Elizabeth Harris-Sawczenko, Director, Council of Christians and Jews
I went to live in Israel prior to the first Intifaada. During those initial years I had experiences that were frightening and difficult due to the violence, general instability and fragility of life itself. Like many in our community I had only ever imbibed the Jewish/Israeli narrative but deep within me I always knew that I needed to find a way to connect with the other.
In 1993 an opportunity arose with the Oslo Accords. I was a working at a Jewish educational organisation where I met Palestinian counterparts for the first time: in particular a Palestinian woman, Itaf Abu Zayyad, wife of Ziad AbuZayyad a senior figure in the Palestinian legislature. We soon became friends despite our many differences. It was a powerful and I have to say very female experience, especially within the context of generations of mistrust and conflict. I do believe that women find ways to search for their common humanity. One has only to look at women’s contribution to the Good Friday agreement, the Israeli Women in Black during the first Lebanon War or the Israeli grassroots women’s peace initiative ‘Women Wage Peace’ to understand how key women are to bringing peace to the region.
A few years later, I was working in an organisation that safeguards civil and human rights in Israel.

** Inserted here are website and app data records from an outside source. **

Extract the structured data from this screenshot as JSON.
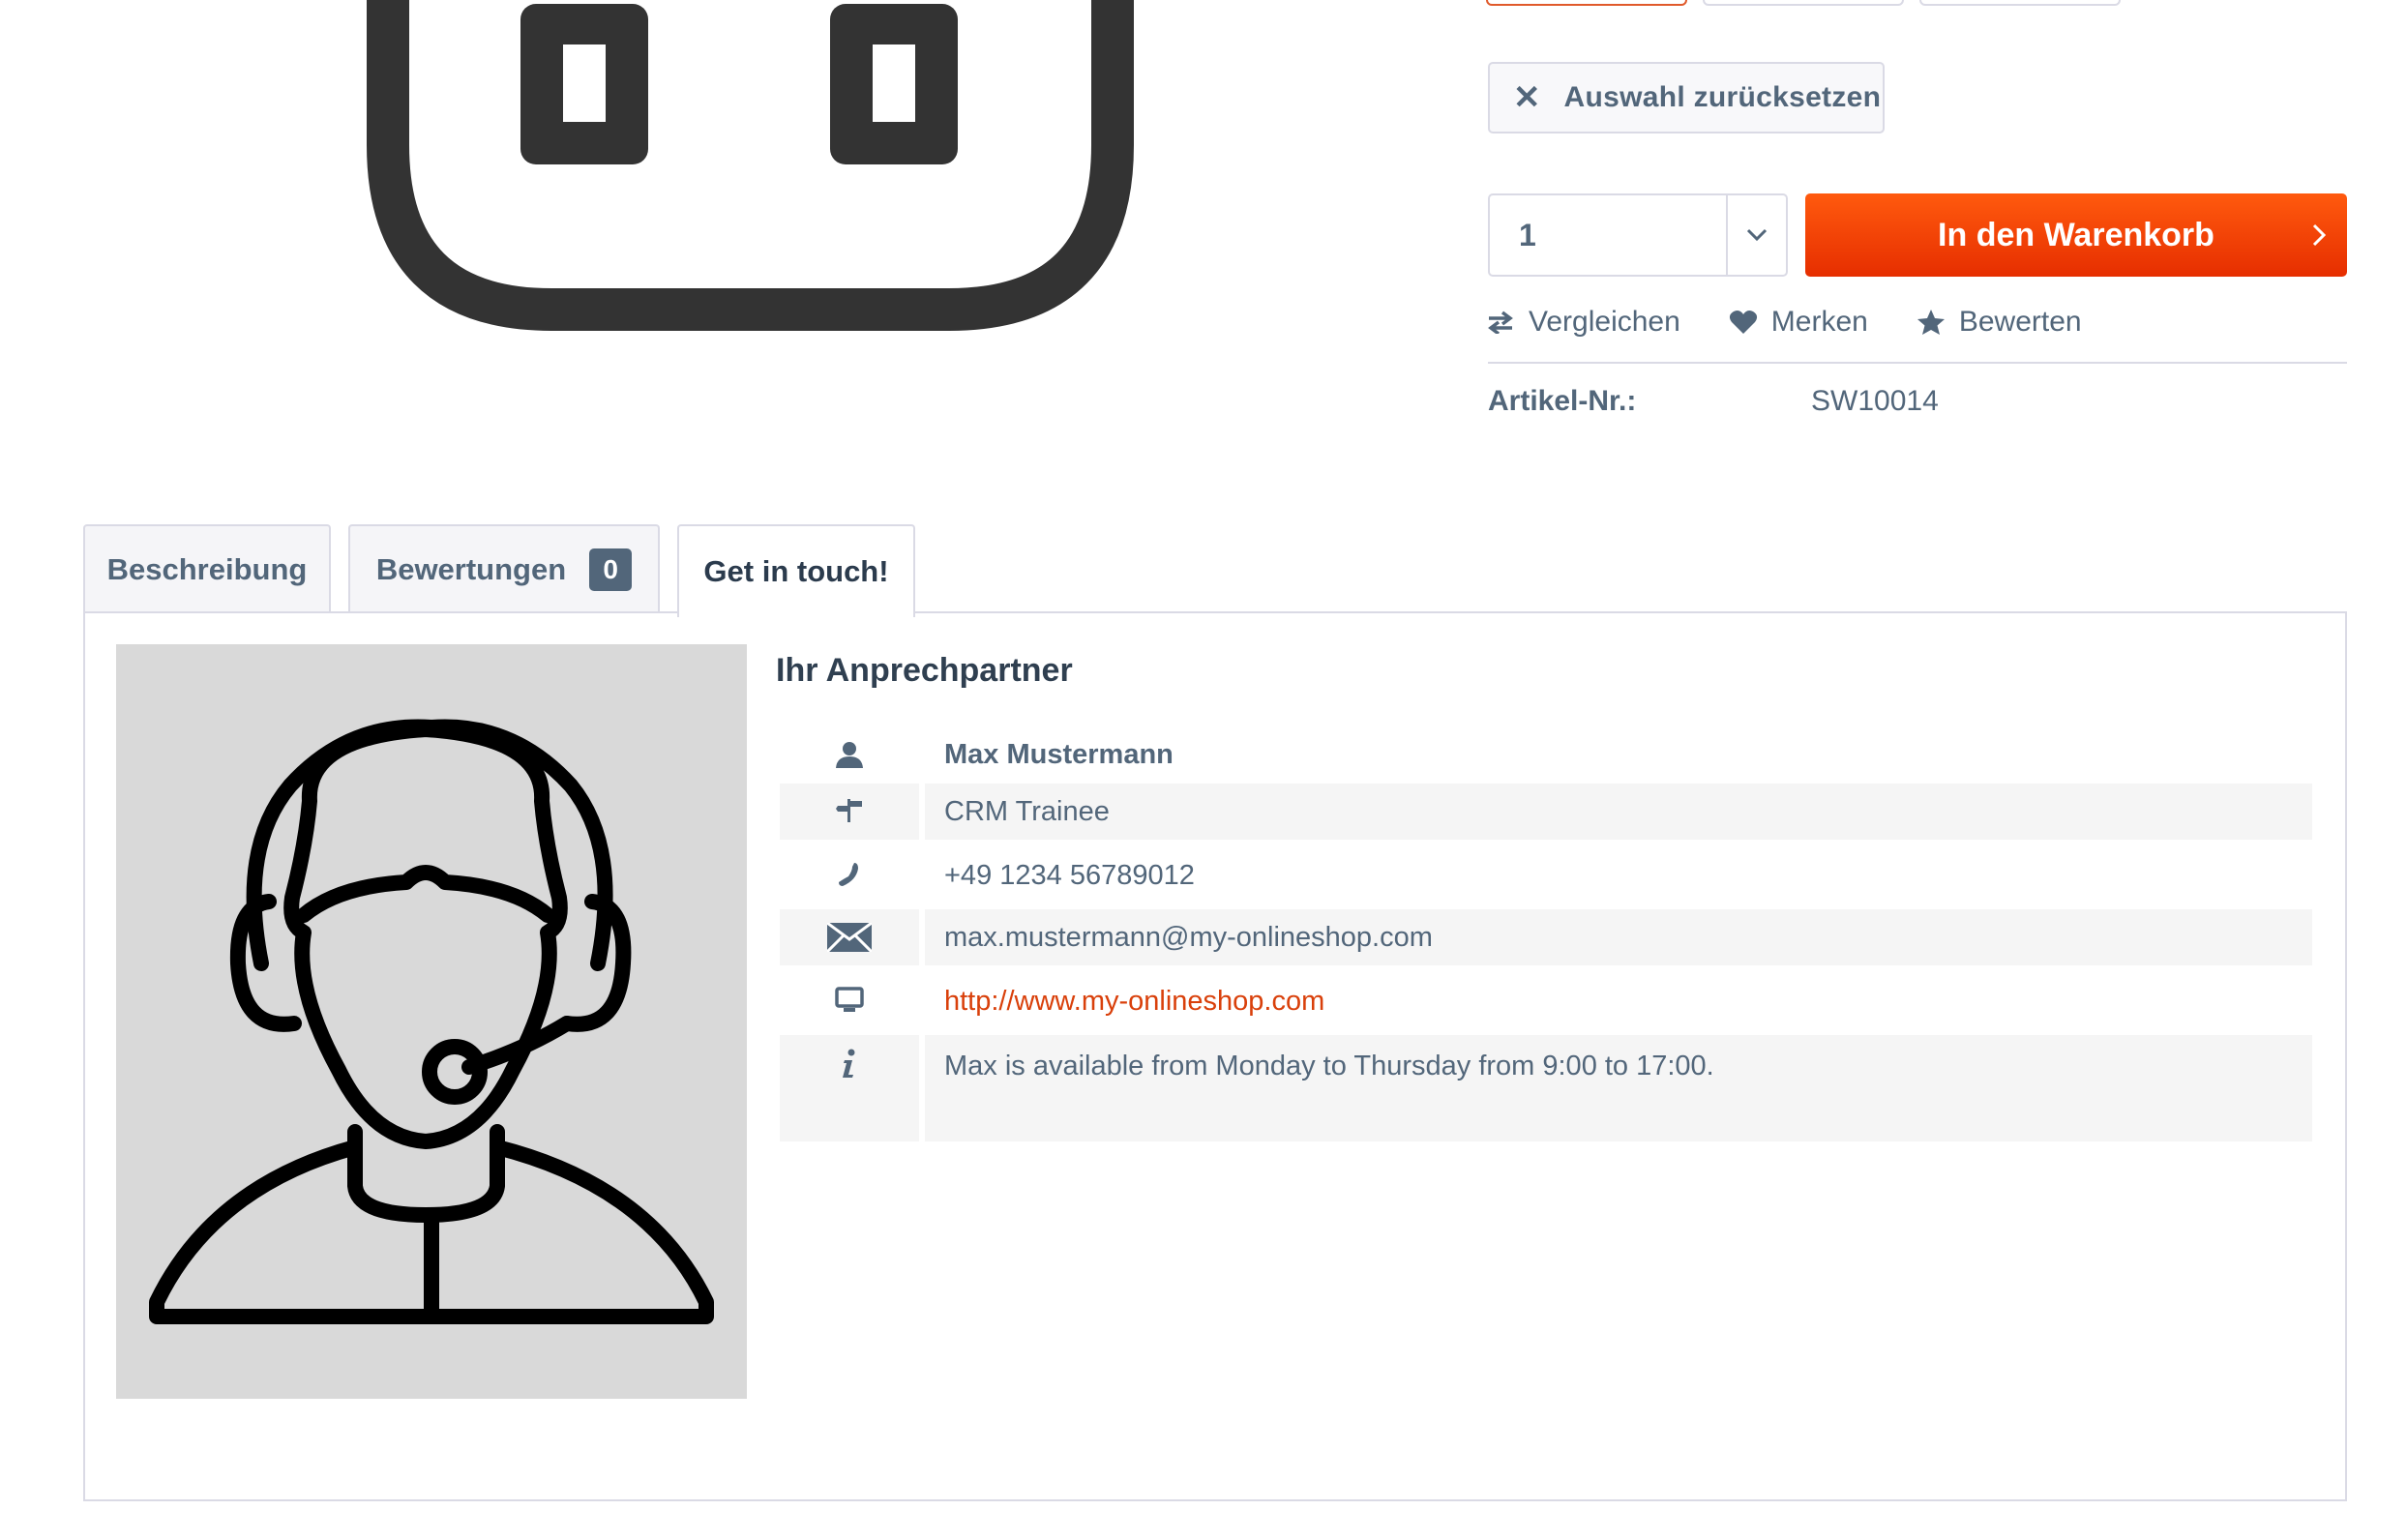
{
  "product": {
    "reset_label": "Auswahl zurücksetzen",
    "quantity": "1",
    "buy_label": "In den Warenkorb",
    "actions": [
      {
        "label": "Vergleichen",
        "icon": "compare-arrows-icon"
      },
      {
        "label": "Merken",
        "icon": "heart-icon"
      },
      {
        "label": "Bewerten",
        "icon": "star-icon"
      }
    ],
    "article_number_label": "Artikel-Nr.:",
    "article_number": "SW10014"
  },
  "tabs": [
    {
      "label": "Beschreibung",
      "active": false
    },
    {
      "label": "Bewertungen",
      "badge": "0",
      "active": false
    },
    {
      "label": "Get in touch!",
      "active": true
    }
  ],
  "contact": {
    "heading": "Ihr Anprechpartner",
    "rows": [
      {
        "icon": "user-icon",
        "text": "Max Mustermann"
      },
      {
        "icon": "signpost-icon",
        "text": "CRM Trainee"
      },
      {
        "icon": "phone-icon",
        "text": "+49 1234 56789012"
      },
      {
        "icon": "envelope-icon",
        "text": "max.mustermann@my-onlineshop.com"
      },
      {
        "icon": "monitor-icon",
        "text": "http://www.my-onlineshop.com"
      },
      {
        "icon": "info-icon",
        "text": "Max is available from Monday to Thursday from 9:00 to 17:00."
      }
    ]
  },
  "colors": {
    "accent": "#e62e00",
    "text": "#52667a",
    "border": "#dadae5"
  }
}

I started this job just days before the outbreak of the second Intifaada and was immediately plunged into numerous peace-building initiatives, with a team of Jewish, Christian and Muslim citizens of Israel.
In the middle of this Intifaada, my close Palestinian Christian colleague Antigona, who lived in Beit Jala, had her house demolished by rocket fire. She moved to Bethlehem in the middle of the chaos and spent the rest of the Intifaada in her basement to be safe from constant clashes between Palestinian and Israeli fire. Why do I share this with you? Because despite our different national and religious identities, every day of that intifaada I called her to make sure she was safe…and then one balmy summer night at the height of the conflict, the café opposite my home in Jerusalem was blown up. Anyone close to the blast died instantly. And yes, she was the first friend to check I was alive. So this is why I believe women have an essential contribution to peace and this is why I also believe peace is still possible.
On my return to the UK I resolved to translate my experiences into new contexts and particularly within my interfaith role as Director of CCJ: To support Palestinians and Israelis working together, for a peaceful resolution to the conflict, in particular through highlighting the work of women in the Peace Movement. Each year CCJ leads a Christian/Jewish Leadership study tour to Israel and the Palestinian Territories through a partnership with two wonderful Palestinian women friends and colleagues: Riman (a Muslim) and Nimala (a Christian). On IWD I salute all those women who bravely continue to fight for peace and press for progress.